[SUPPLIED INFORMATION]:
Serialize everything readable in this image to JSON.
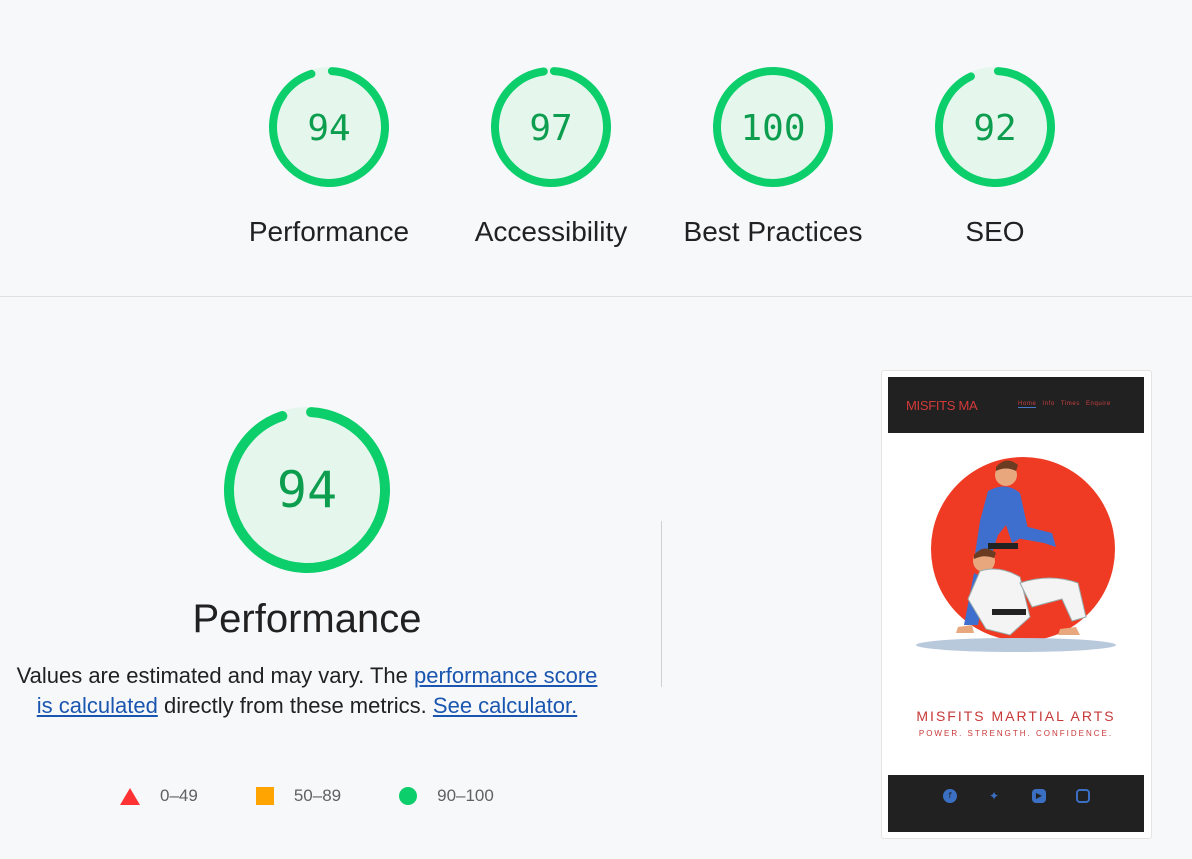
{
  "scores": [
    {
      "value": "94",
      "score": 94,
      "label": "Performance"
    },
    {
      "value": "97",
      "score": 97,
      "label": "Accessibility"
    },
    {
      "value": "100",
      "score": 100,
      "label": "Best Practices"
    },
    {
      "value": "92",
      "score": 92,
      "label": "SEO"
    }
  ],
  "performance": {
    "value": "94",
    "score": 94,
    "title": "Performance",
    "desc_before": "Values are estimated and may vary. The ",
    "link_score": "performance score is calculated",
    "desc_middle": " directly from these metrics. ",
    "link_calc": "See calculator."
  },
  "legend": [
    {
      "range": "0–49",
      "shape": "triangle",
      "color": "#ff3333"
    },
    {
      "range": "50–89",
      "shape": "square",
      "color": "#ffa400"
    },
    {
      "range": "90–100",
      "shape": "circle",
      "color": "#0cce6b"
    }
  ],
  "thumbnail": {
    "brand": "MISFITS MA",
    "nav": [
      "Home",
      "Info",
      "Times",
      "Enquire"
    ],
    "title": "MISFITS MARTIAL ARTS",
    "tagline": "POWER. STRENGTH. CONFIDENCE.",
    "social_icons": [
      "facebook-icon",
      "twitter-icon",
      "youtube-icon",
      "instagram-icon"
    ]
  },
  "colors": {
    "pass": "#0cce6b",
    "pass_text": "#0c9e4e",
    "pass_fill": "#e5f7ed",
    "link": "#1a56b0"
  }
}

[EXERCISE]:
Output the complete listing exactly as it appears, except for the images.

[EXERCISE SOLUTION]:
Serialize everything readable in this image to JSON.
{
  "scores": [
    {
      "value": "94",
      "score": 94,
      "label": "Performance"
    },
    {
      "value": "97",
      "score": 97,
      "label": "Accessibility"
    },
    {
      "value": "100",
      "score": 100,
      "label": "Best Practices"
    },
    {
      "value": "92",
      "score": 92,
      "label": "SEO"
    }
  ],
  "performance": {
    "value": "94",
    "score": 94,
    "title": "Performance",
    "desc_before": "Values are estimated and may vary. The ",
    "link_score": "performance score is calculated",
    "desc_middle": " directly from these metrics. ",
    "link_calc": "See calculator."
  },
  "legend": [
    {
      "range": "0–49",
      "shape": "triangle",
      "color": "#ff3333"
    },
    {
      "range": "50–89",
      "shape": "square",
      "color": "#ffa400"
    },
    {
      "range": "90–100",
      "shape": "circle",
      "color": "#0cce6b"
    }
  ],
  "thumbnail": {
    "brand": "MISFITS MA",
    "nav": [
      "Home",
      "Info",
      "Times",
      "Enquire"
    ],
    "title": "MISFITS MARTIAL ARTS",
    "tagline": "POWER. STRENGTH. CONFIDENCE.",
    "social_icons": [
      "facebook-icon",
      "twitter-icon",
      "youtube-icon",
      "instagram-icon"
    ]
  },
  "colors": {
    "pass": "#0cce6b",
    "pass_text": "#0c9e4e",
    "pass_fill": "#e5f7ed",
    "link": "#1a56b0"
  }
}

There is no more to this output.